Lines in the records below that contain the word "AppendParameters" must each be copied.

*** Provided data ***

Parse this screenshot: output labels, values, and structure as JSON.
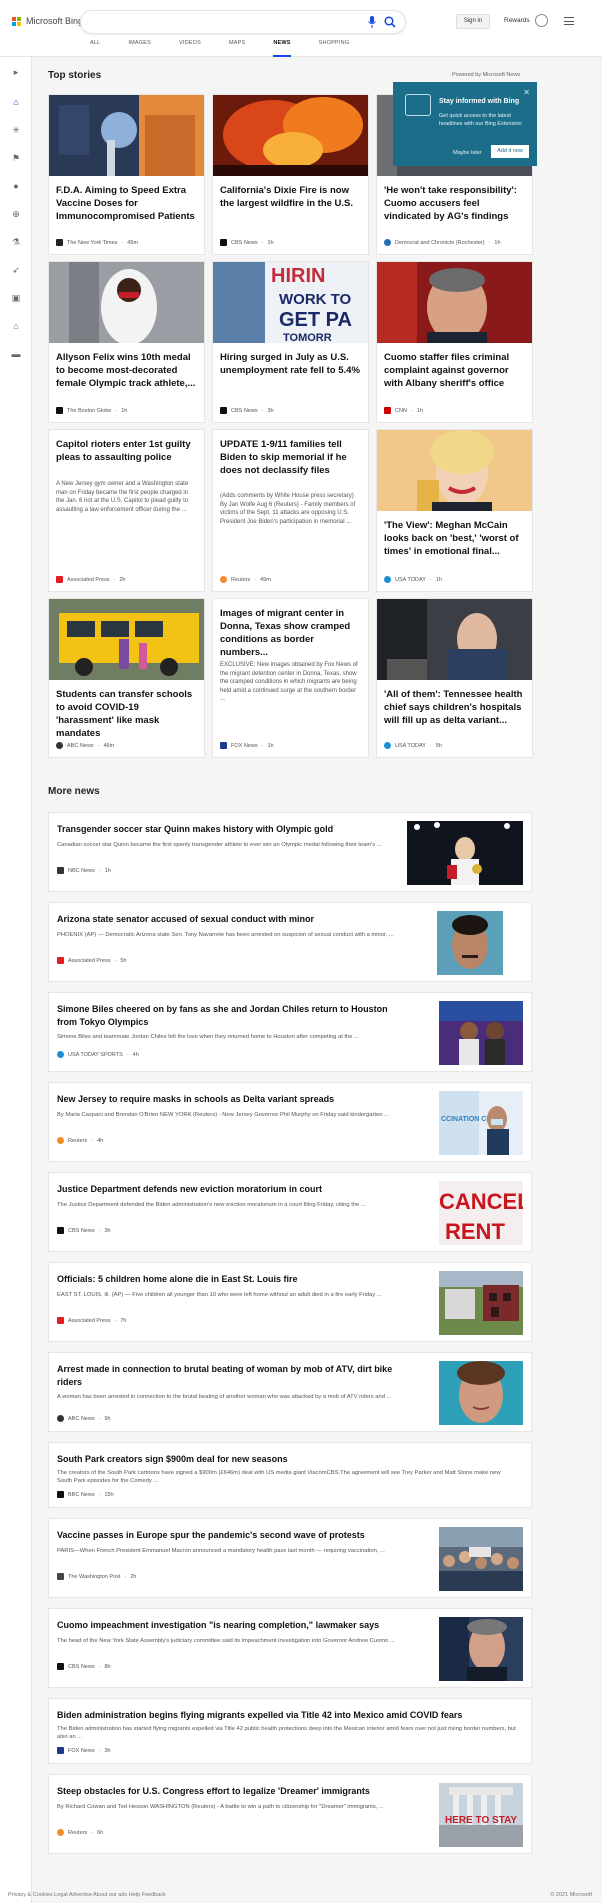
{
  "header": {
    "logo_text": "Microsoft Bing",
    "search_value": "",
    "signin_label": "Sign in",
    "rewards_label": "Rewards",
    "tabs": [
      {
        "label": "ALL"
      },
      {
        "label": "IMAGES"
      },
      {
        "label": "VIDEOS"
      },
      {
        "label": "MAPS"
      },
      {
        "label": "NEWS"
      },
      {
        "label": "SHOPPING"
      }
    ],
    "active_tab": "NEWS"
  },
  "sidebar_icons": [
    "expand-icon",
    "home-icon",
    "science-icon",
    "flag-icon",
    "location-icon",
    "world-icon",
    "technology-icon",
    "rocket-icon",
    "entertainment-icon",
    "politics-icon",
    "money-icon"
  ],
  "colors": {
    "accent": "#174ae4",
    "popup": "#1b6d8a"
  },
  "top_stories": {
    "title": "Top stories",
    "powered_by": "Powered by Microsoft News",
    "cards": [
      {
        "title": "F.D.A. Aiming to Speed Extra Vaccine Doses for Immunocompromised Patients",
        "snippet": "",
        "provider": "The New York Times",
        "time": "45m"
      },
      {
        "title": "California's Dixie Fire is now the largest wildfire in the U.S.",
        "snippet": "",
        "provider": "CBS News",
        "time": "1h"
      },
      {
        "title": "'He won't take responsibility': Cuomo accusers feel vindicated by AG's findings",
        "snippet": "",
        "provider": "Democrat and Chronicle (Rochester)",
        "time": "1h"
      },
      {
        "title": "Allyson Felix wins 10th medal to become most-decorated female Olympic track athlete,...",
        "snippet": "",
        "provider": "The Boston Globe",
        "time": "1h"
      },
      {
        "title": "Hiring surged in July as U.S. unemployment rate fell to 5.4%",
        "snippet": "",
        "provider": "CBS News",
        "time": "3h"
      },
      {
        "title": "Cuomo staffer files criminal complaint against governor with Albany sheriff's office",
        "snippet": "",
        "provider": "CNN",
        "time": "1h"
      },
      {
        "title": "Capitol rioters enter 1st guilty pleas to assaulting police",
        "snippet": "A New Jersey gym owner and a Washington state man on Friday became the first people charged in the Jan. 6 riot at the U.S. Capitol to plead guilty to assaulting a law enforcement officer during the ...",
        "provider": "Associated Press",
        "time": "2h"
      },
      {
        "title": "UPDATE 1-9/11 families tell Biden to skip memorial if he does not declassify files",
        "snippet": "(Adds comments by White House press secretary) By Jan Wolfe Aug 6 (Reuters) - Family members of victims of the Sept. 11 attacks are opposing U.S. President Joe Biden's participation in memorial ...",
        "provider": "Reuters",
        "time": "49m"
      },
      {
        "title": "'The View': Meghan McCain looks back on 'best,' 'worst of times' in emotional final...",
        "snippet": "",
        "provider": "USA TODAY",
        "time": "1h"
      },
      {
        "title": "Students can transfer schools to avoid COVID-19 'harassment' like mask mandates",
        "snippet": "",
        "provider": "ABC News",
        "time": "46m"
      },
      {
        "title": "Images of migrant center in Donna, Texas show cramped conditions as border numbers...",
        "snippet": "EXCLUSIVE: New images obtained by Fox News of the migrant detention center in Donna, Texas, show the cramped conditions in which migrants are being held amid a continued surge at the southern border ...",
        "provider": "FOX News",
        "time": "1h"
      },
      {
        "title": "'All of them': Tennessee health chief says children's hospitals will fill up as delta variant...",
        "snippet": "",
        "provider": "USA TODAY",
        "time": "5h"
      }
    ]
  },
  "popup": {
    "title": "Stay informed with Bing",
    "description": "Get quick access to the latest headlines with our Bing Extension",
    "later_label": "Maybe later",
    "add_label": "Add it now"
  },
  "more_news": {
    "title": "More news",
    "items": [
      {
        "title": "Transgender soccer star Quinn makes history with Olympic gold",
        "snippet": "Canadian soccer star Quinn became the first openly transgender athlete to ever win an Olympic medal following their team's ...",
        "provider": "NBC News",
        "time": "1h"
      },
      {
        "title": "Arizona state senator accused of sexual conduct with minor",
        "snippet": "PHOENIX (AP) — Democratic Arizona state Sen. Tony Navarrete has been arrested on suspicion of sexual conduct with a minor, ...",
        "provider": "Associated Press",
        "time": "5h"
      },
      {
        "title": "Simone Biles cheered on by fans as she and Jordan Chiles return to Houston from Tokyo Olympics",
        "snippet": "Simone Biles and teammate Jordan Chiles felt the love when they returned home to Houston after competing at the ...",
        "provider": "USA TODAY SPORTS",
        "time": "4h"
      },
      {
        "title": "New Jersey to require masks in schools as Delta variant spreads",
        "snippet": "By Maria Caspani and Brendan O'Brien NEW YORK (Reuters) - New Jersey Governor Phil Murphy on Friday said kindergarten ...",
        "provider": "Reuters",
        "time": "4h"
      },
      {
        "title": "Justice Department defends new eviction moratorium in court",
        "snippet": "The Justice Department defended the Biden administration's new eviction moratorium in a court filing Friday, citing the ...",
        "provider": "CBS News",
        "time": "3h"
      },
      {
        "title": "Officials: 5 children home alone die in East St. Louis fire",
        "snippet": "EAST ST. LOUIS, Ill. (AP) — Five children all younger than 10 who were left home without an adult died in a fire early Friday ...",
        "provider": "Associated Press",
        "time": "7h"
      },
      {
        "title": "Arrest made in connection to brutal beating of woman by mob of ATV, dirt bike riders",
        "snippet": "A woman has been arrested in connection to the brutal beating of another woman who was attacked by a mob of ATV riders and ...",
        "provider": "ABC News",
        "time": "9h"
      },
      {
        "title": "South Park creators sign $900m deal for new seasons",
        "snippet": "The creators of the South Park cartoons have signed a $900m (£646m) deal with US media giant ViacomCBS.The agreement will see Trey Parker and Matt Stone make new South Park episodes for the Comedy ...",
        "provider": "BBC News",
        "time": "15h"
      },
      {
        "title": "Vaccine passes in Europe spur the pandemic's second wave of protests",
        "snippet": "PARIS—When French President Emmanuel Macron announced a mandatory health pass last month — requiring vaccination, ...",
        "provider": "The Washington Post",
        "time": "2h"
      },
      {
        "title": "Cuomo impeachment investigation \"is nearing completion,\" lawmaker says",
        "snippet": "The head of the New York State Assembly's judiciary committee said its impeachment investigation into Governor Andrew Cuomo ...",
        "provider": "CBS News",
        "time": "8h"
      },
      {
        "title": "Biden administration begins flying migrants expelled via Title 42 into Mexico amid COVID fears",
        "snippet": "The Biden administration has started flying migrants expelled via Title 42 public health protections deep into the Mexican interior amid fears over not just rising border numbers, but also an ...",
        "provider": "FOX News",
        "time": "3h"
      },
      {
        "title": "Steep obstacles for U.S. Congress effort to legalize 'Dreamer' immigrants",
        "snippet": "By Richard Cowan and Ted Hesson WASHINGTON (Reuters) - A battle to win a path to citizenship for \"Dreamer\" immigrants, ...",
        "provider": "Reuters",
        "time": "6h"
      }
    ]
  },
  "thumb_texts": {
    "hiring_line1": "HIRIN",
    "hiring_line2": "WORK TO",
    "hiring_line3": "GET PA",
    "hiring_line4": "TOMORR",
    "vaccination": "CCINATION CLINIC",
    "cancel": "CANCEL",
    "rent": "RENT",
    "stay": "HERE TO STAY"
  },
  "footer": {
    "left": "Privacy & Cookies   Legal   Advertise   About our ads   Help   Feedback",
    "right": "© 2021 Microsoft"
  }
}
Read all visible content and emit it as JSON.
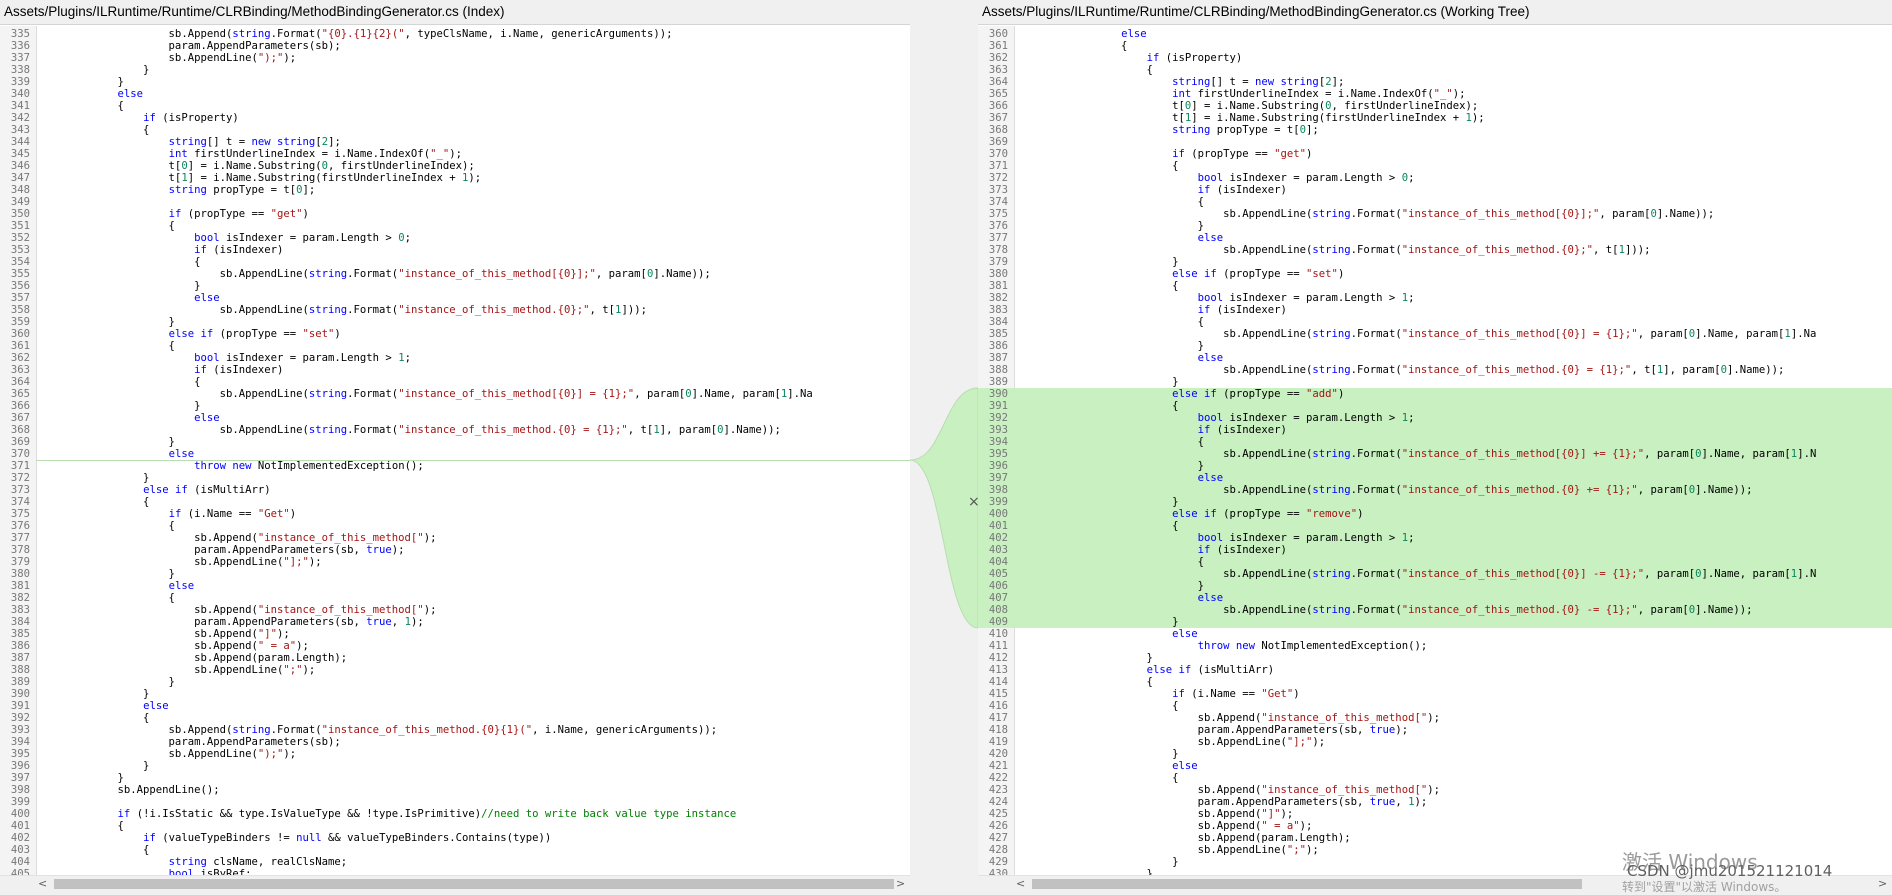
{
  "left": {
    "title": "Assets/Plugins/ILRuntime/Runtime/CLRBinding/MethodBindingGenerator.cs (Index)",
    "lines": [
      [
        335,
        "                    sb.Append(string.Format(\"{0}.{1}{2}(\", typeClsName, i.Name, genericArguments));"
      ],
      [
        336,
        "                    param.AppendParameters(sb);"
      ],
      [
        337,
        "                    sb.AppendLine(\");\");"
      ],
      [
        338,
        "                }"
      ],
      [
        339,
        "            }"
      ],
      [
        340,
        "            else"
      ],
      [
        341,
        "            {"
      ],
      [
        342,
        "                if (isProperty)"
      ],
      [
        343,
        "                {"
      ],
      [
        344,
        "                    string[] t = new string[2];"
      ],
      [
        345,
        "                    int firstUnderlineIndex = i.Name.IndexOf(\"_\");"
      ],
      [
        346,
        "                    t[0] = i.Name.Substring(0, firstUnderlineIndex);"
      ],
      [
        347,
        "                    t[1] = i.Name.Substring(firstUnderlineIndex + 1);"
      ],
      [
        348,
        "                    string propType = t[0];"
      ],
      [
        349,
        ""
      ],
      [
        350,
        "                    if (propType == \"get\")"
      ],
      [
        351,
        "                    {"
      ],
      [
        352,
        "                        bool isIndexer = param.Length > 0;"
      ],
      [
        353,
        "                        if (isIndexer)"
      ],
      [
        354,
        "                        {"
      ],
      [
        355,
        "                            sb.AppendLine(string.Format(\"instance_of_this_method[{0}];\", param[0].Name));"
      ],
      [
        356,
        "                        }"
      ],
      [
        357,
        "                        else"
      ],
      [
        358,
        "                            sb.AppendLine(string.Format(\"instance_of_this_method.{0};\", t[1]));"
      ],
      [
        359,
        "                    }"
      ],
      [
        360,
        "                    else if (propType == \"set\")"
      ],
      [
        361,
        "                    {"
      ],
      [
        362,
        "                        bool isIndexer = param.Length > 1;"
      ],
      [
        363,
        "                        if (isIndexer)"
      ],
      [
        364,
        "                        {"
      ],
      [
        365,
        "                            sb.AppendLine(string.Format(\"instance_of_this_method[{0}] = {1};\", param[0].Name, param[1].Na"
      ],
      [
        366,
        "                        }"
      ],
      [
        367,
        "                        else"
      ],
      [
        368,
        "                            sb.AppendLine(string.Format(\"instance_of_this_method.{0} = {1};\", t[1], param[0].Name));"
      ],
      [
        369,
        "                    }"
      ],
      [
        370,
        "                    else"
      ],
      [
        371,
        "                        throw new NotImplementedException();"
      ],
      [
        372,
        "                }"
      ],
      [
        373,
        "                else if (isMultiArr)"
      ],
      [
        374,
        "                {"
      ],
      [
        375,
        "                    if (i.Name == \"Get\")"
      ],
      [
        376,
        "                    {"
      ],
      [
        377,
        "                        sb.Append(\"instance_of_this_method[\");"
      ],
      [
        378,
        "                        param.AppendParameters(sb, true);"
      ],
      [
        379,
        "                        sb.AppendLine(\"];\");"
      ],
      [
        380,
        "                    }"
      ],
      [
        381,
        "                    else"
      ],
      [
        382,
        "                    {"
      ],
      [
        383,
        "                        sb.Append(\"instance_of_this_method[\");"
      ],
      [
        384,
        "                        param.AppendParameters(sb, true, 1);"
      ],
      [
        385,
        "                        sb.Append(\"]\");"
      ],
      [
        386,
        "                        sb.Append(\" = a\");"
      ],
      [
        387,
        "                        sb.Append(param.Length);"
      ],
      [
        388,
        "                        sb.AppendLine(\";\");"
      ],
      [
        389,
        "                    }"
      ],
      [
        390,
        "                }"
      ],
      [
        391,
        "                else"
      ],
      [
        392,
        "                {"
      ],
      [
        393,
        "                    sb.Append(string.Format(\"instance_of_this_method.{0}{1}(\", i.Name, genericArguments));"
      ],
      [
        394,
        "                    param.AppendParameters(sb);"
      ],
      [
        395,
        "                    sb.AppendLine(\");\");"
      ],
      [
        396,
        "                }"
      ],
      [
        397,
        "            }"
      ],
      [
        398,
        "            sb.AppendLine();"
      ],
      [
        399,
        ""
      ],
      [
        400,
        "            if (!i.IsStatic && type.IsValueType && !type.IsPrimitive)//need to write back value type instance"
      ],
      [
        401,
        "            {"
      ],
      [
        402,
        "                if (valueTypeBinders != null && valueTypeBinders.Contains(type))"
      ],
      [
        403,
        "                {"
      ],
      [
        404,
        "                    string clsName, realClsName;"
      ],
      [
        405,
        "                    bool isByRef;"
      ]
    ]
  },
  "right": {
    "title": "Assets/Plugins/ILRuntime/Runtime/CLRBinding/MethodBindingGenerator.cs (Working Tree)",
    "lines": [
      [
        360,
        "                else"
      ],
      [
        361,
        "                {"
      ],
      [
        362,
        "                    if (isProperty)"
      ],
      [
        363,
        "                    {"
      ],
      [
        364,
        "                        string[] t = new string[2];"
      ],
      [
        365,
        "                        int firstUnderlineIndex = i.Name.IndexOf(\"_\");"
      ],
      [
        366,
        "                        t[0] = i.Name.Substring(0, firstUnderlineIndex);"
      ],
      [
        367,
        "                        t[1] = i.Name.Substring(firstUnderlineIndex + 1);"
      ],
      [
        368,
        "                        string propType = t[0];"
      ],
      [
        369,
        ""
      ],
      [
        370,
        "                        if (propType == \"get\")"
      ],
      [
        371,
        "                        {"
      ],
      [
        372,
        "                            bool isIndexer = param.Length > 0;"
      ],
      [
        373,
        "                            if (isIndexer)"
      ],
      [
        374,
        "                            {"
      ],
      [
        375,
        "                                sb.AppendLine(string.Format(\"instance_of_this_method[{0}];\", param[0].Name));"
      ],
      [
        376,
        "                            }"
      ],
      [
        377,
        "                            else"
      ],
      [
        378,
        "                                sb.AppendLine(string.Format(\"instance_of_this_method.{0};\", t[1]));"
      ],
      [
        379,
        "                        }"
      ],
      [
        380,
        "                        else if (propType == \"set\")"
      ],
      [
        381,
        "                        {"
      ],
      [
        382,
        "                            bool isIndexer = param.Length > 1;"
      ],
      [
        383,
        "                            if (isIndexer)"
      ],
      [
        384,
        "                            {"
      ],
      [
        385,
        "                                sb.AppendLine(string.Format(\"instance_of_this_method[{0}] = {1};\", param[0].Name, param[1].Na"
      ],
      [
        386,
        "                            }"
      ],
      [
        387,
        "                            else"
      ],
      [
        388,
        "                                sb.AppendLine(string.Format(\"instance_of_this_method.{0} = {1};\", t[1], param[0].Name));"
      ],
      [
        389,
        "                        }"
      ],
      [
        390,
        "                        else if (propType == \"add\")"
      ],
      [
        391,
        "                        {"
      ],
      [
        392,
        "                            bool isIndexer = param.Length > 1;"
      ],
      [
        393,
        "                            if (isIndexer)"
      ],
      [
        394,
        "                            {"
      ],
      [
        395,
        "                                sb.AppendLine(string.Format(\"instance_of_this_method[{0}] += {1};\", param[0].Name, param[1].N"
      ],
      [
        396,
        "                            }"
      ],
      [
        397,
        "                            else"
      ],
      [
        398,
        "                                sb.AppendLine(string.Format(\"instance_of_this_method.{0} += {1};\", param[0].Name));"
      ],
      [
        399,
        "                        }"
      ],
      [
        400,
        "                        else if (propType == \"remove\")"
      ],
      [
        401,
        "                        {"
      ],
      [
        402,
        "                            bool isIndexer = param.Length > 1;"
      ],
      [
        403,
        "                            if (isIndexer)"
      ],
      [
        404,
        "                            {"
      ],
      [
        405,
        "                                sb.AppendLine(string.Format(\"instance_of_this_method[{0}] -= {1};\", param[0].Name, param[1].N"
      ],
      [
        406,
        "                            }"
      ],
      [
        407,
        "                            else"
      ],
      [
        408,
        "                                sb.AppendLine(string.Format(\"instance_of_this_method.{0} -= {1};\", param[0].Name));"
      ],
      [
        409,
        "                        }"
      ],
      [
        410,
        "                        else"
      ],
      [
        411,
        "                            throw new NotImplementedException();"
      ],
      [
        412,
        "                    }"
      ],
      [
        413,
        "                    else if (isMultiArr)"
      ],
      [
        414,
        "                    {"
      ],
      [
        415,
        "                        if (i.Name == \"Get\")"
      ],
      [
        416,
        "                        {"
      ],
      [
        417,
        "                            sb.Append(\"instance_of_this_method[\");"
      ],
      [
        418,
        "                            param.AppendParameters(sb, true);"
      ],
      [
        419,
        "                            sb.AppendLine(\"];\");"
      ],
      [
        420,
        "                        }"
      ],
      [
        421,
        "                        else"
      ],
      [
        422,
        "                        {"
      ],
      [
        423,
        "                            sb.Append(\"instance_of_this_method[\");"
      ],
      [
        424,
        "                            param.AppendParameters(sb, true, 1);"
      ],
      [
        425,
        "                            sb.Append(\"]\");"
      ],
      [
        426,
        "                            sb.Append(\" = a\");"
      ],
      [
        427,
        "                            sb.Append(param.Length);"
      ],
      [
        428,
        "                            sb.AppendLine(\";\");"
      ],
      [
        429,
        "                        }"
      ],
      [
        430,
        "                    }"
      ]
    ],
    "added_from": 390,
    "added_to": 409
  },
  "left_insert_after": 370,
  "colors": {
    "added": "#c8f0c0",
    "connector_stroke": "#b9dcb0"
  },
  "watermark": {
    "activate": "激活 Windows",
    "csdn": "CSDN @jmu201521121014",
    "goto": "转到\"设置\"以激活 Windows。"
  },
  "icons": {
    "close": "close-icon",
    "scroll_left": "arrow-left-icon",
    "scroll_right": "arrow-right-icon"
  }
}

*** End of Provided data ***

*Solution*.
        "                    param.AppendParameters(sb);"
        "                        param.AppendParameters(sb, true);"
        "                        param.AppendParameters(sb, true, 1);"
        "                    param.AppendParameters(sb);"
        "                            param.AppendParameters(sb, true);"
        "                            param.AppendParameters(sb, true, 1);"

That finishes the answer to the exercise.